*Problem to work on*. Look over the entries that follow and work out how many lines contain "JSON". State the number only.

*Records for this exercise*.

*** Begin section ***

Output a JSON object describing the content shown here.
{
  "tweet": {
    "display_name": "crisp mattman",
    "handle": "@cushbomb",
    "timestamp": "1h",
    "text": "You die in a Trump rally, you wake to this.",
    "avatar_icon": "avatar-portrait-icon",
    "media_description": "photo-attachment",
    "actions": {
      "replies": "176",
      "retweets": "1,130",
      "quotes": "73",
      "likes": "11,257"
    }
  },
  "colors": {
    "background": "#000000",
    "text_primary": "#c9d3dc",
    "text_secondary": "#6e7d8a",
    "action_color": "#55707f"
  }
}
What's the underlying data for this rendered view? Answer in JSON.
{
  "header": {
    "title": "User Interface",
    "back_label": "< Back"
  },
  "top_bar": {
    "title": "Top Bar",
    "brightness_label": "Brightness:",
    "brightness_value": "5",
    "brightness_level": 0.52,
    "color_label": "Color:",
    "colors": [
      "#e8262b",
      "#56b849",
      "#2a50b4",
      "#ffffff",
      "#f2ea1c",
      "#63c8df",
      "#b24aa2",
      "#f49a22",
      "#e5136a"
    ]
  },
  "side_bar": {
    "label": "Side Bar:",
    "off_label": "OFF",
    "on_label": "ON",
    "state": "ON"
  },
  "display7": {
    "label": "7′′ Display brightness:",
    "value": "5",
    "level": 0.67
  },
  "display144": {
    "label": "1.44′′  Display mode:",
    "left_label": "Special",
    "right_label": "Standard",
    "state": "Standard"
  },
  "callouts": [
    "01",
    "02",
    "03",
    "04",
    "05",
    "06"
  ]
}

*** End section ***

*Response*. 2